● **EXERCISE BRIEF**
Your response should consist of every record, exactly as given.
────────
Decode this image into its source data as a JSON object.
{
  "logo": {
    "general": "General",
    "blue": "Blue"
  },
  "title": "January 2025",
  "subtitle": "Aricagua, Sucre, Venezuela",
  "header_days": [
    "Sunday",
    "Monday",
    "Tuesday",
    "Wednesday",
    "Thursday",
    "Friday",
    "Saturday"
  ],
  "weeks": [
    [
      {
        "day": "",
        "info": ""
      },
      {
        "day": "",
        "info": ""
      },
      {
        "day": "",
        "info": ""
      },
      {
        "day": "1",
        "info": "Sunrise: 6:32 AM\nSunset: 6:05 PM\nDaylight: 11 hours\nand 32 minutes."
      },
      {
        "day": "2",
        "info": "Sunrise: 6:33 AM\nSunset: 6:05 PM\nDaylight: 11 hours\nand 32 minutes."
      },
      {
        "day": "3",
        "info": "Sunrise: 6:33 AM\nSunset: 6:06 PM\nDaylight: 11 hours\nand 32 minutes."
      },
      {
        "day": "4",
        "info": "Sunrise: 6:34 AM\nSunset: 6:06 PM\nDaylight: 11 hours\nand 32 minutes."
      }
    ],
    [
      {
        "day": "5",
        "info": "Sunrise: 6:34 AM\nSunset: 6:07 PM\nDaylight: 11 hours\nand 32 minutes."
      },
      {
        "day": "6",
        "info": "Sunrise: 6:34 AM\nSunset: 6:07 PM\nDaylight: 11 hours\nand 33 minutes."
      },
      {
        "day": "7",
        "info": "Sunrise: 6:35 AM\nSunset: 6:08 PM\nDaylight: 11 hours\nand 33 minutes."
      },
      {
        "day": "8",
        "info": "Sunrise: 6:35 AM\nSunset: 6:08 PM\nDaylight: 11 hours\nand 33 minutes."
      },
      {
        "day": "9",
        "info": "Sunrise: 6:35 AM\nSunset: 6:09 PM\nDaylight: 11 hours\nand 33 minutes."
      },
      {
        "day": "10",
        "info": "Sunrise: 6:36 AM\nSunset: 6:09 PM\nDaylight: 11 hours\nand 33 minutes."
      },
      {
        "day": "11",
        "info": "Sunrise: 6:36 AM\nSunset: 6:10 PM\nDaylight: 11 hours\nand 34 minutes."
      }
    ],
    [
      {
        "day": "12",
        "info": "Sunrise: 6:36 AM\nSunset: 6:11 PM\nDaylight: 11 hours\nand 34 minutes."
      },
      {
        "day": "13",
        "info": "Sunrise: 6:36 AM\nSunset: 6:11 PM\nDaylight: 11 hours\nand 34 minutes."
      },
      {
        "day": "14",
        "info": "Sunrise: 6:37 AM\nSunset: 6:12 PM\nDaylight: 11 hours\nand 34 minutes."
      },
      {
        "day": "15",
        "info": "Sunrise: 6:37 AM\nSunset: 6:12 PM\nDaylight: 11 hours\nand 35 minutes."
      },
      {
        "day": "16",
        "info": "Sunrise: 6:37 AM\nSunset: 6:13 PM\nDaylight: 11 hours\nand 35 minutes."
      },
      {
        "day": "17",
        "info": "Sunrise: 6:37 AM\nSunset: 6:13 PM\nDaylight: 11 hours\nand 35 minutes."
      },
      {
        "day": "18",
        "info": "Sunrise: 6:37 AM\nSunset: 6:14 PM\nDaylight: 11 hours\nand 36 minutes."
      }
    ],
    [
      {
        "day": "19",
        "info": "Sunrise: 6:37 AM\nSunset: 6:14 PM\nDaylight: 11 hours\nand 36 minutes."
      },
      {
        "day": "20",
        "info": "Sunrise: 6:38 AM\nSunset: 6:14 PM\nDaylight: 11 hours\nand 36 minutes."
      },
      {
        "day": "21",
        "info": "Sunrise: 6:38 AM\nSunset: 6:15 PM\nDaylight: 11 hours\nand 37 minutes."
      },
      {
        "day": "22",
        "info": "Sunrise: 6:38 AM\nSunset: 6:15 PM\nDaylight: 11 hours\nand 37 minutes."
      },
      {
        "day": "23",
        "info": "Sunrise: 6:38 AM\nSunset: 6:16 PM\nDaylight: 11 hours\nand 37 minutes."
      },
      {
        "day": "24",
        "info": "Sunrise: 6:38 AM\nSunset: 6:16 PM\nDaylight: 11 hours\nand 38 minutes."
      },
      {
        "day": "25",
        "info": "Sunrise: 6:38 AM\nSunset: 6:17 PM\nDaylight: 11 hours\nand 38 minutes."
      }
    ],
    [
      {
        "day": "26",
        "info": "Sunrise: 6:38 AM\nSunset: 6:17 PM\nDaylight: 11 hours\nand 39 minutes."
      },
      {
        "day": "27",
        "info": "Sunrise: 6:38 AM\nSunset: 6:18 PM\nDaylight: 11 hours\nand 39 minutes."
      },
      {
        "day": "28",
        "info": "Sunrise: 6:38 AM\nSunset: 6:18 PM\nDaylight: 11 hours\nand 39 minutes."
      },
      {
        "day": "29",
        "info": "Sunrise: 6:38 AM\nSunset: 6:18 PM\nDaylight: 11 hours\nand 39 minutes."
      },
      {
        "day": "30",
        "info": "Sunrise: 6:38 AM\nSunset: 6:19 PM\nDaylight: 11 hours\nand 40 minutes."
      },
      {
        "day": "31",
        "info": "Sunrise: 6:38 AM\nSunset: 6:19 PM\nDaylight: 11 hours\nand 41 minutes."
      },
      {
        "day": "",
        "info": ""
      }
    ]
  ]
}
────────
● **ANSWER BOX**
Decode this image into its source data as a JSON object.
{
  "logo": {
    "general": "General",
    "blue": "Blue"
  },
  "title": "January 2025",
  "subtitle": "Aricagua, Sucre, Venezuela",
  "header_days": [
    "Sunday",
    "Monday",
    "Tuesday",
    "Wednesday",
    "Thursday",
    "Friday",
    "Saturday"
  ],
  "weeks": [
    [
      {
        "day": "",
        "info": ""
      },
      {
        "day": "",
        "info": ""
      },
      {
        "day": "",
        "info": ""
      },
      {
        "day": "1",
        "info": "Sunrise: 6:32 AM\nSunset: 6:05 PM\nDaylight: 11 hours\nand 32 minutes."
      },
      {
        "day": "2",
        "info": "Sunrise: 6:33 AM\nSunset: 6:05 PM\nDaylight: 11 hours\nand 32 minutes."
      },
      {
        "day": "3",
        "info": "Sunrise: 6:33 AM\nSunset: 6:06 PM\nDaylight: 11 hours\nand 32 minutes."
      },
      {
        "day": "4",
        "info": "Sunrise: 6:34 AM\nSunset: 6:06 PM\nDaylight: 11 hours\nand 32 minutes."
      }
    ],
    [
      {
        "day": "5",
        "info": "Sunrise: 6:34 AM\nSunset: 6:07 PM\nDaylight: 11 hours\nand 32 minutes."
      },
      {
        "day": "6",
        "info": "Sunrise: 6:34 AM\nSunset: 6:07 PM\nDaylight: 11 hours\nand 33 minutes."
      },
      {
        "day": "7",
        "info": "Sunrise: 6:35 AM\nSunset: 6:08 PM\nDaylight: 11 hours\nand 33 minutes."
      },
      {
        "day": "8",
        "info": "Sunrise: 6:35 AM\nSunset: 6:08 PM\nDaylight: 11 hours\nand 33 minutes."
      },
      {
        "day": "9",
        "info": "Sunrise: 6:35 AM\nSunset: 6:09 PM\nDaylight: 11 hours\nand 33 minutes."
      },
      {
        "day": "10",
        "info": "Sunrise: 6:36 AM\nSunset: 6:09 PM\nDaylight: 11 hours\nand 33 minutes."
      },
      {
        "day": "11",
        "info": "Sunrise: 6:36 AM\nSunset: 6:10 PM\nDaylight: 11 hours\nand 34 minutes."
      }
    ],
    [
      {
        "day": "12",
        "info": "Sunrise: 6:36 AM\nSunset: 6:11 PM\nDaylight: 11 hours\nand 34 minutes."
      },
      {
        "day": "13",
        "info": "Sunrise: 6:36 AM\nSunset: 6:11 PM\nDaylight: 11 hours\nand 34 minutes."
      },
      {
        "day": "14",
        "info": "Sunrise: 6:37 AM\nSunset: 6:12 PM\nDaylight: 11 hours\nand 34 minutes."
      },
      {
        "day": "15",
        "info": "Sunrise: 6:37 AM\nSunset: 6:12 PM\nDaylight: 11 hours\nand 35 minutes."
      },
      {
        "day": "16",
        "info": "Sunrise: 6:37 AM\nSunset: 6:13 PM\nDaylight: 11 hours\nand 35 minutes."
      },
      {
        "day": "17",
        "info": "Sunrise: 6:37 AM\nSunset: 6:13 PM\nDaylight: 11 hours\nand 35 minutes."
      },
      {
        "day": "18",
        "info": "Sunrise: 6:37 AM\nSunset: 6:14 PM\nDaylight: 11 hours\nand 36 minutes."
      }
    ],
    [
      {
        "day": "19",
        "info": "Sunrise: 6:37 AM\nSunset: 6:14 PM\nDaylight: 11 hours\nand 36 minutes."
      },
      {
        "day": "20",
        "info": "Sunrise: 6:38 AM\nSunset: 6:14 PM\nDaylight: 11 hours\nand 36 minutes."
      },
      {
        "day": "21",
        "info": "Sunrise: 6:38 AM\nSunset: 6:15 PM\nDaylight: 11 hours\nand 37 minutes."
      },
      {
        "day": "22",
        "info": "Sunrise: 6:38 AM\nSunset: 6:15 PM\nDaylight: 11 hours\nand 37 minutes."
      },
      {
        "day": "23",
        "info": "Sunrise: 6:38 AM\nSunset: 6:16 PM\nDaylight: 11 hours\nand 37 minutes."
      },
      {
        "day": "24",
        "info": "Sunrise: 6:38 AM\nSunset: 6:16 PM\nDaylight: 11 hours\nand 38 minutes."
      },
      {
        "day": "25",
        "info": "Sunrise: 6:38 AM\nSunset: 6:17 PM\nDaylight: 11 hours\nand 38 minutes."
      }
    ],
    [
      {
        "day": "26",
        "info": "Sunrise: 6:38 AM\nSunset: 6:17 PM\nDaylight: 11 hours\nand 39 minutes."
      },
      {
        "day": "27",
        "info": "Sunrise: 6:38 AM\nSunset: 6:18 PM\nDaylight: 11 hours\nand 39 minutes."
      },
      {
        "day": "28",
        "info": "Sunrise: 6:38 AM\nSunset: 6:18 PM\nDaylight: 11 hours\nand 39 minutes."
      },
      {
        "day": "29",
        "info": "Sunrise: 6:38 AM\nSunset: 6:18 PM\nDaylight: 11 hours\nand 39 minutes."
      },
      {
        "day": "30",
        "info": "Sunrise: 6:38 AM\nSunset: 6:19 PM\nDaylight: 11 hours\nand 40 minutes."
      },
      {
        "day": "31",
        "info": "Sunrise: 6:38 AM\nSunset: 6:19 PM\nDaylight: 11 hours\nand 41 minutes."
      },
      {
        "day": "",
        "info": ""
      }
    ]
  ]
}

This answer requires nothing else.